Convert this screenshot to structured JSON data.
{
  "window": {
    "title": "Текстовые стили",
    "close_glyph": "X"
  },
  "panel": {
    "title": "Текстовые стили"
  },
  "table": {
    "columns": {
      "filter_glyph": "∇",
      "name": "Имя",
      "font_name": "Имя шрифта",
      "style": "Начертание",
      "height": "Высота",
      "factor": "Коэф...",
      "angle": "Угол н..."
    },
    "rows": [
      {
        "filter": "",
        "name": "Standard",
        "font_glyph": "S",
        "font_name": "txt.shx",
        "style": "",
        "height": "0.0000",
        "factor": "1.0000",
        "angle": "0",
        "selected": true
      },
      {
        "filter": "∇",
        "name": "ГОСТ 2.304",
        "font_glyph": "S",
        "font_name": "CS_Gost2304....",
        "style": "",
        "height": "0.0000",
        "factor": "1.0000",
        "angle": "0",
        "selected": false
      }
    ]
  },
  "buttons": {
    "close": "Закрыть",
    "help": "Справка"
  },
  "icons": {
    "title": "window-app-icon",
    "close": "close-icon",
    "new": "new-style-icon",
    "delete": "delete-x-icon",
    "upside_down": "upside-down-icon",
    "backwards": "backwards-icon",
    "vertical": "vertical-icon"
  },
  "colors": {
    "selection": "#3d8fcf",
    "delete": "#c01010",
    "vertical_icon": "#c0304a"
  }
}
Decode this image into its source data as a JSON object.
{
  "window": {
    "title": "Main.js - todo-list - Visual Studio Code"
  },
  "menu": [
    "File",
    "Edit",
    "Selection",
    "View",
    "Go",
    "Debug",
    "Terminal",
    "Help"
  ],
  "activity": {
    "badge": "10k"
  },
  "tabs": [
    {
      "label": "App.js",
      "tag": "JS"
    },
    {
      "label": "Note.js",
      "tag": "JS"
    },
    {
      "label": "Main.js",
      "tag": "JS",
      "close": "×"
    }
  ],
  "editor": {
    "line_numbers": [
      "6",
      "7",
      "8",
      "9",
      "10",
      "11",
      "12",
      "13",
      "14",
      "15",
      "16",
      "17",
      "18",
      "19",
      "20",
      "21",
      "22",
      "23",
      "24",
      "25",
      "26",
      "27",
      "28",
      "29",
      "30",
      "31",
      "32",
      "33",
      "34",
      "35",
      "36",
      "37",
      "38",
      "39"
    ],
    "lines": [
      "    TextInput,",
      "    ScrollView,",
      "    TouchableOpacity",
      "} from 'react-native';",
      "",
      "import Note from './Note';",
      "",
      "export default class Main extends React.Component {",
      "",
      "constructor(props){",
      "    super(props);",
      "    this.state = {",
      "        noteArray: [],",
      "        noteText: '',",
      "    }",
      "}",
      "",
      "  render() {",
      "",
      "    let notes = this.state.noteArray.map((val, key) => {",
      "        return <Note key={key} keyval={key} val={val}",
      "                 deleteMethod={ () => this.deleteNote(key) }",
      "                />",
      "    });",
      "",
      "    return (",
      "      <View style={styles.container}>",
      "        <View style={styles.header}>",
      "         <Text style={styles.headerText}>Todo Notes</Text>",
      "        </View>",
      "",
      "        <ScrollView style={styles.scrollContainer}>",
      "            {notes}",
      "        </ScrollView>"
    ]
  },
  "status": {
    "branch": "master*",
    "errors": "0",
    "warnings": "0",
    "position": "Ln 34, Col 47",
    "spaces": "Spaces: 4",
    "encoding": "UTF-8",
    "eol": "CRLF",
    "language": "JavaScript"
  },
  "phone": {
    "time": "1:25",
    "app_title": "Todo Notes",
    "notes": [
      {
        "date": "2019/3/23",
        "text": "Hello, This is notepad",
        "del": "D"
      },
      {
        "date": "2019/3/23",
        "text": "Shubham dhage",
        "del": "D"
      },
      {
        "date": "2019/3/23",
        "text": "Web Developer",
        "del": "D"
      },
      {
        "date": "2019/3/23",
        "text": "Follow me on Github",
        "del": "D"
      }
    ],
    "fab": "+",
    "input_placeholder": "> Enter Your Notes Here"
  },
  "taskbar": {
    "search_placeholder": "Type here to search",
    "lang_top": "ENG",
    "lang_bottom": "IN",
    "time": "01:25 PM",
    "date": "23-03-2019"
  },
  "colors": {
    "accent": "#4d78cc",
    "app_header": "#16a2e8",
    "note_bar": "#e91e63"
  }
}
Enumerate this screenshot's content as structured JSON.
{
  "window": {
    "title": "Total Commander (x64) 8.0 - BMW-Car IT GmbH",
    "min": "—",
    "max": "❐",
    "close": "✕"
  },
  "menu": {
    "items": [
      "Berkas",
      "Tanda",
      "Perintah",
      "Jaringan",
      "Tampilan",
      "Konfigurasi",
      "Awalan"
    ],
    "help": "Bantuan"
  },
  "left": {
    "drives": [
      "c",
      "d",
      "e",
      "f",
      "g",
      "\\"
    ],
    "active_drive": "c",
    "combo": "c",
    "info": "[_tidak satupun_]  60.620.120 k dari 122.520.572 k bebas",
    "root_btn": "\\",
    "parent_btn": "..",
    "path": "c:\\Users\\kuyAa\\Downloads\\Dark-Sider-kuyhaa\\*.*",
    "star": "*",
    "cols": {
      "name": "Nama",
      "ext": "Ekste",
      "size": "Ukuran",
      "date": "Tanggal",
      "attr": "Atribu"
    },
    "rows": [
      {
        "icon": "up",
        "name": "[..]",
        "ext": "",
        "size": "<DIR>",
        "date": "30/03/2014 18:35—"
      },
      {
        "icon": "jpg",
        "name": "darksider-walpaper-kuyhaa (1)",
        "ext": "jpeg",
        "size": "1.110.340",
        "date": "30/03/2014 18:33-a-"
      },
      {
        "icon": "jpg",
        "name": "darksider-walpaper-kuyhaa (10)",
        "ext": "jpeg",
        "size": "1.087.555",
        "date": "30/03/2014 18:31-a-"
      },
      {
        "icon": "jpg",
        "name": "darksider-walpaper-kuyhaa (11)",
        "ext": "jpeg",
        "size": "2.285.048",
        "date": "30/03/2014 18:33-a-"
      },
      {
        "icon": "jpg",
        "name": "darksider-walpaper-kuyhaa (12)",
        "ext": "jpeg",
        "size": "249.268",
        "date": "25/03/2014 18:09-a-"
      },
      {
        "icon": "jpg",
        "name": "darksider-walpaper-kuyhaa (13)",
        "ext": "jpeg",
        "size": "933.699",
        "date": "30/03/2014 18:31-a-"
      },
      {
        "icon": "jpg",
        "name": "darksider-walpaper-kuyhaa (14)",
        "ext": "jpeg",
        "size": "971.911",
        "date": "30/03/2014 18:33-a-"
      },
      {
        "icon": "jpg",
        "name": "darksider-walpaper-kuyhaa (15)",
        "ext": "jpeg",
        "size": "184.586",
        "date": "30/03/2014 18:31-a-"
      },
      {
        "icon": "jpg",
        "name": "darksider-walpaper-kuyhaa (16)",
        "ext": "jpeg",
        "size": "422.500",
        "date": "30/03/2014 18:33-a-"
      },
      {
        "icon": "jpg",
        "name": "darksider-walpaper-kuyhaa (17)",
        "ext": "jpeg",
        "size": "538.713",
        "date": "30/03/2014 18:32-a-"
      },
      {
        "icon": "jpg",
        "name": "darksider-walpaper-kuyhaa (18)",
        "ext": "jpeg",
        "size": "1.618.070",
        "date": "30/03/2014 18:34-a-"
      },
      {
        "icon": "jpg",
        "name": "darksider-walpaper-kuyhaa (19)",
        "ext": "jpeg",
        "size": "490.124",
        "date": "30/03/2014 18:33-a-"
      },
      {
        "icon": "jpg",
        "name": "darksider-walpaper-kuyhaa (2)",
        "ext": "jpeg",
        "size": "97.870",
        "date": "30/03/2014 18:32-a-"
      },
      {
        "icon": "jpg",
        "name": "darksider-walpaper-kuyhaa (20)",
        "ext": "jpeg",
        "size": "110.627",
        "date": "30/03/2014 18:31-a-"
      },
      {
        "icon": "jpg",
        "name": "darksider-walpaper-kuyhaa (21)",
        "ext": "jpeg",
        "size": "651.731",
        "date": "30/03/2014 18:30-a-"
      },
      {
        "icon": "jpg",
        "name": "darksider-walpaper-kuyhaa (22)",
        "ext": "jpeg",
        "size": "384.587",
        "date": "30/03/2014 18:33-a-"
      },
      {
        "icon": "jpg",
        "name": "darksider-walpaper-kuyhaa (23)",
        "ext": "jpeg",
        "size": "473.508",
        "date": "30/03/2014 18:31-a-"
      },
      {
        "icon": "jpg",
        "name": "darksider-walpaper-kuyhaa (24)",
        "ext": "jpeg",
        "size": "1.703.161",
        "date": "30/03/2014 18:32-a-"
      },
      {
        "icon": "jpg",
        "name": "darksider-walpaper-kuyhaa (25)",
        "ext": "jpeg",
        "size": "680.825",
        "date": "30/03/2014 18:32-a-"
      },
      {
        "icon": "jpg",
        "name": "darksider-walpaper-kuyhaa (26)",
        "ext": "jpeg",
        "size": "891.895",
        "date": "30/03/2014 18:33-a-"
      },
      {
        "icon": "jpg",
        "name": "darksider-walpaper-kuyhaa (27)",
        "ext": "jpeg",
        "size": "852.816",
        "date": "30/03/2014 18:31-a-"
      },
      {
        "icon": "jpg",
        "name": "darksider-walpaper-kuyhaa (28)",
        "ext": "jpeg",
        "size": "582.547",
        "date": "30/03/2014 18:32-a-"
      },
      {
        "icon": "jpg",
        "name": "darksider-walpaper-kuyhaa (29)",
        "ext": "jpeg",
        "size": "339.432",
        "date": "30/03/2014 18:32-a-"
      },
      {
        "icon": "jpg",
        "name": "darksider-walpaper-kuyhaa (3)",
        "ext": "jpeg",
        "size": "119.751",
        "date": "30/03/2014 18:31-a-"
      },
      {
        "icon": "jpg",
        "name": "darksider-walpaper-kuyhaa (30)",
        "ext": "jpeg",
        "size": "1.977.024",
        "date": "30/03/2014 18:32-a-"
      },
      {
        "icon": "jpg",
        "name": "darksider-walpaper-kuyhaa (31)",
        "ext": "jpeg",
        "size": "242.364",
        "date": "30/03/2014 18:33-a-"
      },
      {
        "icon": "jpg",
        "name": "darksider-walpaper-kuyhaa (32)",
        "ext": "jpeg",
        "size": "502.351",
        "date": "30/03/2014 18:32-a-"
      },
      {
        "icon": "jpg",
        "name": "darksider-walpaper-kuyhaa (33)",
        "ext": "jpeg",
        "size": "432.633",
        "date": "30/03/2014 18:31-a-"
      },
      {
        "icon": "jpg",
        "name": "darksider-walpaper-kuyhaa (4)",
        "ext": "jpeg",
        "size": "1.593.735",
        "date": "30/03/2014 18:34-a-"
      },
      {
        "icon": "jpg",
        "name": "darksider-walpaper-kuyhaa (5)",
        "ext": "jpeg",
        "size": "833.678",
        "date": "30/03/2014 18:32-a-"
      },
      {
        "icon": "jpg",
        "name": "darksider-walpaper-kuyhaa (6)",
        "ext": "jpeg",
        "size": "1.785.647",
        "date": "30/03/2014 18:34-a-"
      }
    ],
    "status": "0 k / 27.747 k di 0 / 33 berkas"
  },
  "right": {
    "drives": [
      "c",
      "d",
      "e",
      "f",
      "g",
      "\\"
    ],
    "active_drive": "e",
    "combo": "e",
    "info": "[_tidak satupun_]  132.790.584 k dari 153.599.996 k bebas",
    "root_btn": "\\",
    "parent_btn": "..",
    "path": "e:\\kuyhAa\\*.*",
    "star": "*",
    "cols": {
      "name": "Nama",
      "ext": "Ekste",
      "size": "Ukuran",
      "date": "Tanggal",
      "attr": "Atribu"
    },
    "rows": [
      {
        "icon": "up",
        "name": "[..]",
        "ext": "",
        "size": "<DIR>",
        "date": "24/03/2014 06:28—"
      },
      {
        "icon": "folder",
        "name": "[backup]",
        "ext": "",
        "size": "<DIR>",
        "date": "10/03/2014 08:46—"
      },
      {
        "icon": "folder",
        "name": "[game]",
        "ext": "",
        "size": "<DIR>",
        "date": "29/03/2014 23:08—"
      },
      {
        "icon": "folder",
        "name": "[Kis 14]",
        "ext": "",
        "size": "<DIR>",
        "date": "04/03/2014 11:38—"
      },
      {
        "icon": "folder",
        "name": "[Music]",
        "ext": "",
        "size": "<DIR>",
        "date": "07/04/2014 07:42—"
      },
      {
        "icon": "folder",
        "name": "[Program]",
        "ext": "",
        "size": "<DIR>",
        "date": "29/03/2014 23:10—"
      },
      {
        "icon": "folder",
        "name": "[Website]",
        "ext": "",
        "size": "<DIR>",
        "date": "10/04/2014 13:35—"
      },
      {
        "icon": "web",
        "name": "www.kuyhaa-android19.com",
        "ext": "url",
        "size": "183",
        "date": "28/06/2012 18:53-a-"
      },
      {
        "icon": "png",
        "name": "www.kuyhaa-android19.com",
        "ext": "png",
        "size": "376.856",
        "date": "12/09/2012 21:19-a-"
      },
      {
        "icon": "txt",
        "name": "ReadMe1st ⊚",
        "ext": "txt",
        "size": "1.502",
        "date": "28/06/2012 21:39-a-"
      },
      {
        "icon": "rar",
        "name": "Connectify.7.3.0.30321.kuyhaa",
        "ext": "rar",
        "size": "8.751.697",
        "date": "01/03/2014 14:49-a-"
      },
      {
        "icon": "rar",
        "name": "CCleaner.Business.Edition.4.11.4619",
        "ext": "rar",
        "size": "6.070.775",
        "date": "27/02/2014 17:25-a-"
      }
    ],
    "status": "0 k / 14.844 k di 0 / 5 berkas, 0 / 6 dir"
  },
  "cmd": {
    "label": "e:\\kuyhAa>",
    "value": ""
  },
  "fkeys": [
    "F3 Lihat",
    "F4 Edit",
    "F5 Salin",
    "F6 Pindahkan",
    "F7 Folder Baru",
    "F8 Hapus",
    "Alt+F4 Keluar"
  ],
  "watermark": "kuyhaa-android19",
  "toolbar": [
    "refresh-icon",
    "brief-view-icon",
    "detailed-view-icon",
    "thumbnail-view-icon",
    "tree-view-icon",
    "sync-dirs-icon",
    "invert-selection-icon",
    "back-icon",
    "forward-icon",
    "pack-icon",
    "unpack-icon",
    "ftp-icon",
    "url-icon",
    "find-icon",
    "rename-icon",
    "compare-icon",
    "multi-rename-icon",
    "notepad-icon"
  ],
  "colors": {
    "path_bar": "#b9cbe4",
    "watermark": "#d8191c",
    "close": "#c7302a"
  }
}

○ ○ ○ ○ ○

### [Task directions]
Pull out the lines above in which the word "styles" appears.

### [Task output]
      "      <View style={styles.container}>",
      "        <View style={styles.header}>",
      "         <Text style={styles.headerText}>Todo Notes</Text>",
      "        <ScrollView style={styles.scrollContainer}>",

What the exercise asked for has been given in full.